I love the name this new traders' party from Punjab has given itself—Bhartiya Arthik Party. One, because it commits to focussing on the economy and that is really the need of the hour, and two, because it abbreviates to BAP. The punchlines just write themselves, from rishte mein hum tumhaare BAP lagte hain to BAP ka raj hai kya, a question which can finally be answered in the affirmative if they come to power.
But why are we vilifying Gurnam Singh Chaduni for (sort of) saying that he (or farmers in general) should join politics? Why are we, as a nation, so suspicious of people who come right out and say that? Why is that considered so dirty and so tainting? Why do we only respect reluctant politicians, like Rajiv Gandhi, ‘who would rather have been a pilot’, and Sonia Gandhi ‘who said power is poison’, or Manmohan Singh, ‘who was only doing his duty’. While making people like Pranab Mukherjee or Rajesh Pilot, both with healthy credentials and a healthy amount of hunger for the top jobs, feel ashamed of their forthrightness?

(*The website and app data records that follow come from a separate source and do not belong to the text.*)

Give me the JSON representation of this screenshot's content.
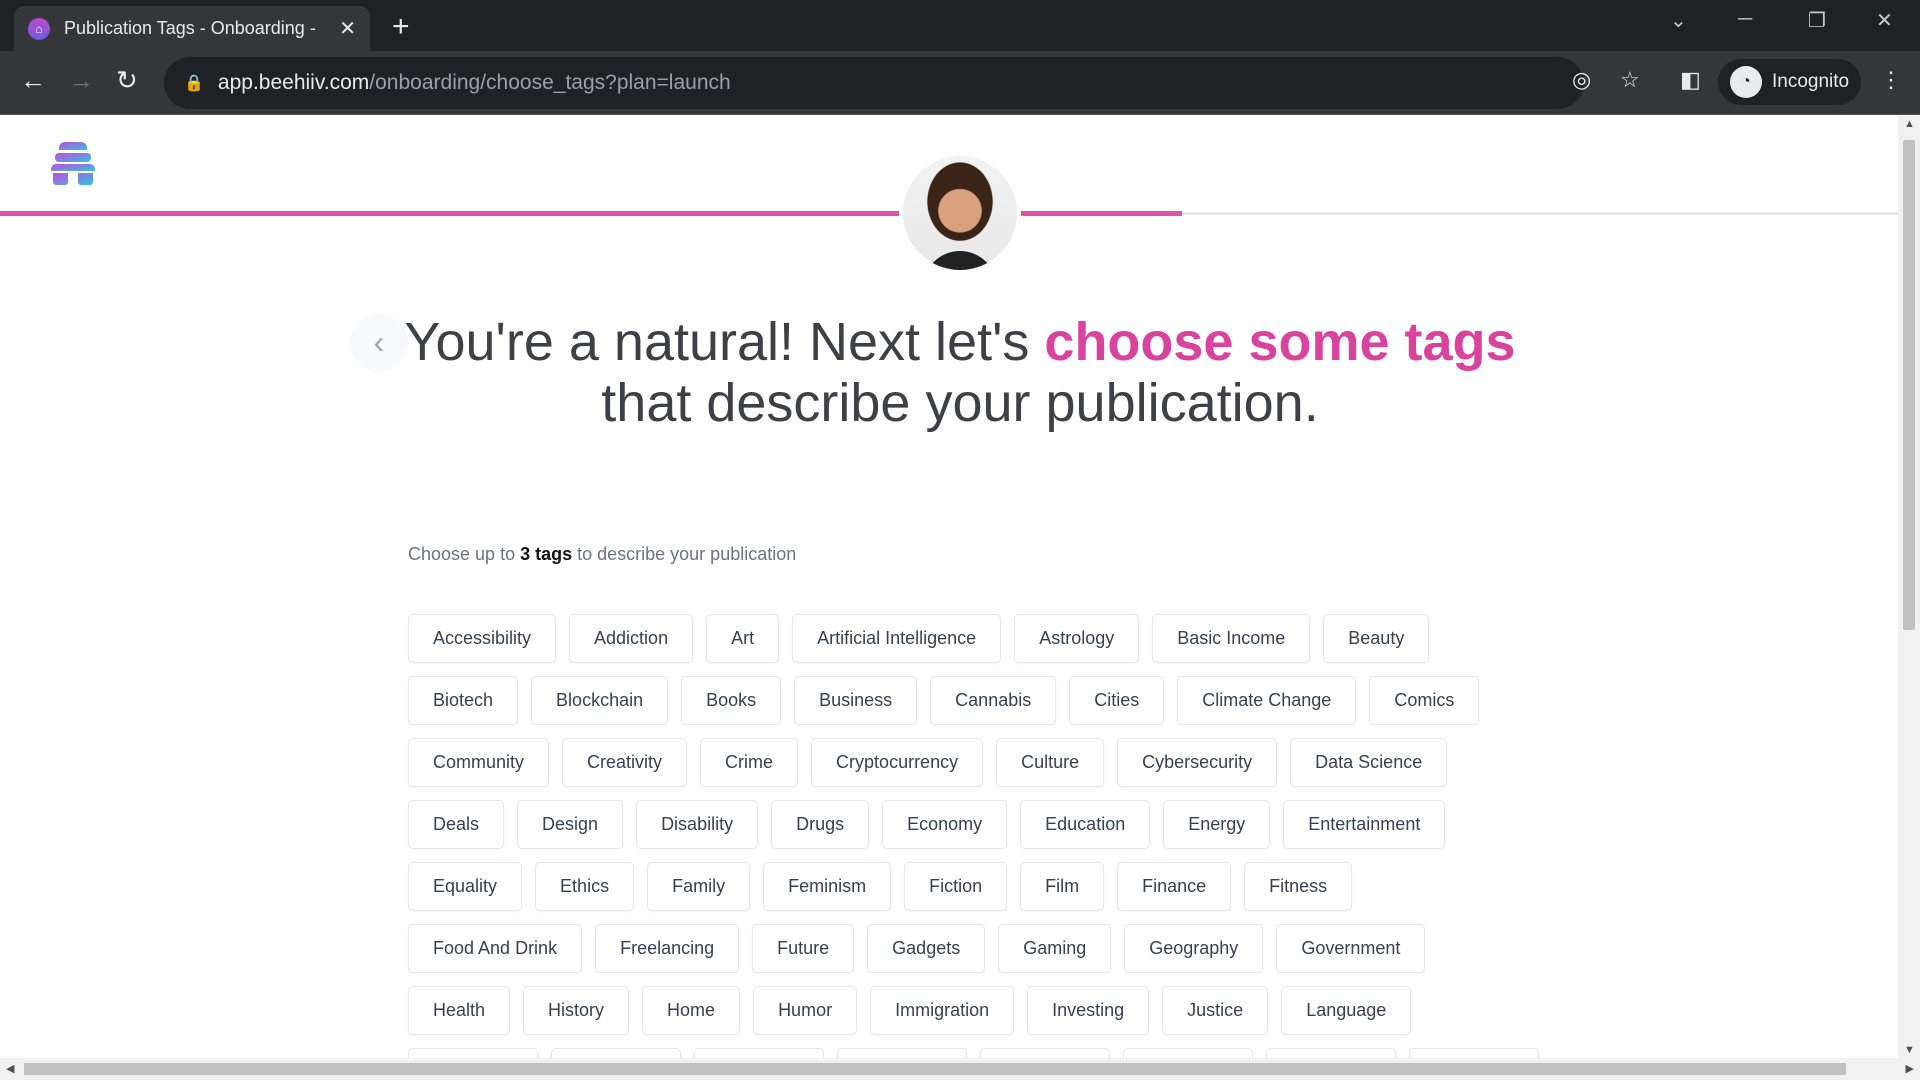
{
  "browser": {
    "tab_title": "Publication Tags - Onboarding -",
    "url_host": "app.beehiiv.com",
    "url_path": "/onboarding/choose_tags?plan=launch",
    "profile": "Incognito"
  },
  "heading": {
    "part1": "You're a natural! Next let's ",
    "highlight": "choose some tags",
    "part2": "that describe your publication."
  },
  "subtext": {
    "before": "Choose up to ",
    "bold": "3 tags",
    "after": " to describe your publication"
  },
  "progress_percent": 62,
  "colors": {
    "accent": "#d9439e",
    "progress": "#e052a4"
  },
  "tag_rows": [
    [
      "Accessibility",
      "Addiction",
      "Art",
      "Artificial Intelligence",
      "Astrology",
      "Basic Income",
      "Beauty"
    ],
    [
      "Biotech",
      "Blockchain",
      "Books",
      "Business",
      "Cannabis",
      "Cities",
      "Climate Change",
      "Comics"
    ],
    [
      "Community",
      "Creativity",
      "Crime",
      "Cryptocurrency",
      "Culture",
      "Cybersecurity",
      "Data Science"
    ],
    [
      "Deals",
      "Design",
      "Disability",
      "Drugs",
      "Economy",
      "Education",
      "Energy",
      "Entertainment"
    ],
    [
      "Equality",
      "Ethics",
      "Family",
      "Feminism",
      "Fiction",
      "Film",
      "Finance",
      "Fitness"
    ],
    [
      "Food And Drink",
      "Freelancing",
      "Future",
      "Gadgets",
      "Gaming",
      "Geography",
      "Government"
    ],
    [
      "Health",
      "History",
      "Home",
      "Humor",
      "Immigration",
      "Investing",
      "Justice",
      "Language"
    ]
  ]
}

Of course, a small, initial show of reluctance is only good manners. Nobody wants to be the despo aunty who seizes a plate the moment the buffet is declared open, but I would look with deep suspicion at somebody who does not want the job only! I mean, would you hire a driver who says he does not want to drive? Or a cook who says he despises cooking?
Honestly, the most refreshing thing about Narendra Modi seven years ago was that he seemed so keen to sink his teeth into the job, and how he woke up at 5am every day and was such a karmayogi and all, but now even he is growing his beard and claiming to be a fakir with a jhola on his shoulder and no attachment to his post!
In the US, it is standard parental practice to encourage kids to dream of being president. 'You, baby girl,' parents tell their child with stars in their eyes, 'you could be the leader of the free world!' But, here in India, it works differently. Just like no little girl ever dreams of becoming a prostitute when she grows up, circumstances align to make her one, no little girl dreams of being prime minister either.
So, if circumstances are aligning to make Chaduni a politician, then let him aspire to become one, na!
Give him the backing and the votes. Stop slamming him like we slammed Arvind Kejriwal. Or Kanhaiya Kumar. Or any other newbie on the block who sought to answer that wretched question: ‘If not Modi, who?’
Strugglers are respected in Bollywood. Aspirants are respected in the engineering and civil services. Contestants who come to audition are respected at Indian Idol. In the corporate world, outside-the-box recruitment is a big trend. Getting in people from creative fields, or the armed forces, or with engineering backgrounds, can work out really well.
Similarly, a farmer like Chaduni, with all his domain expertise may be a boon to many ministries if he makes a lateral entry into politics.
If we are tired of the same old set menu of entitled dynasts and hate-mongers, then we need to urgently smoothen the way for new people to take on the job. We have got to stop acting like judgey old Brutus, and bumping off our fledgling Caesars because they are maybe ‘too ambitious.’
And political aspirants, please stop being so coy.
Politics is not Tinder. Or Shaadi.com. You do not need to pretend that your friends (or mummy-daddy) made your profile without your knowledge. Step up and claim it as your own.